DIRECTIONS FOR THIS TASK — Going line by line through the listing below, count each line that includes the word "link", and reply with the count only.
##### DATASET ENTRIES
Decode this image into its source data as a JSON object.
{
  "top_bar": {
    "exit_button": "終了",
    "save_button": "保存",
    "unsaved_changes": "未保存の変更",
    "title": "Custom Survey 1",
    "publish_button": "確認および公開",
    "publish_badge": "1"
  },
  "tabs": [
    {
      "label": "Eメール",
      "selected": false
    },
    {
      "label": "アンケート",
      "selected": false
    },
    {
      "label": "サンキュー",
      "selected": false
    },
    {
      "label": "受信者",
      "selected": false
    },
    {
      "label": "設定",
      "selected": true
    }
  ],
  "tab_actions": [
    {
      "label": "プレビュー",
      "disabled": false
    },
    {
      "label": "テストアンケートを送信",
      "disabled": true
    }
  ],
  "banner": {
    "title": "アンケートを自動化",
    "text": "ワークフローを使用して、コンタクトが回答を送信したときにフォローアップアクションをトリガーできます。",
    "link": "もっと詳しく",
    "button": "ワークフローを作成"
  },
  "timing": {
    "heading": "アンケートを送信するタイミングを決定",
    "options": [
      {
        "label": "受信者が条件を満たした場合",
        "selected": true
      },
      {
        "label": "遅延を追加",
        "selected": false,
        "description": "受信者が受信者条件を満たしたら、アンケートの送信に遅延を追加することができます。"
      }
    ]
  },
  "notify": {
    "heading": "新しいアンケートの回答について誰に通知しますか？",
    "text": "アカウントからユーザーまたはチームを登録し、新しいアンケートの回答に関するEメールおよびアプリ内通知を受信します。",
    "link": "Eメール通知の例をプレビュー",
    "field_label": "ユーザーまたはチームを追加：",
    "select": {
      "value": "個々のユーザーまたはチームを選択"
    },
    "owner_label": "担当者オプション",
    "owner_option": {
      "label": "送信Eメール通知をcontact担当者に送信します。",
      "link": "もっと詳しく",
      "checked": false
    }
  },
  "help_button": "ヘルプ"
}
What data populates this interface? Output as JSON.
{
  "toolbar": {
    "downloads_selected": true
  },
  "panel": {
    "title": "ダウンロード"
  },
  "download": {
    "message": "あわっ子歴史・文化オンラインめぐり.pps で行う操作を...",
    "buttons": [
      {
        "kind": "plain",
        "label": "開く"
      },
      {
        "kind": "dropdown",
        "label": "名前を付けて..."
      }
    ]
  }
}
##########
RESPONSE TO THE EXERCISE — 3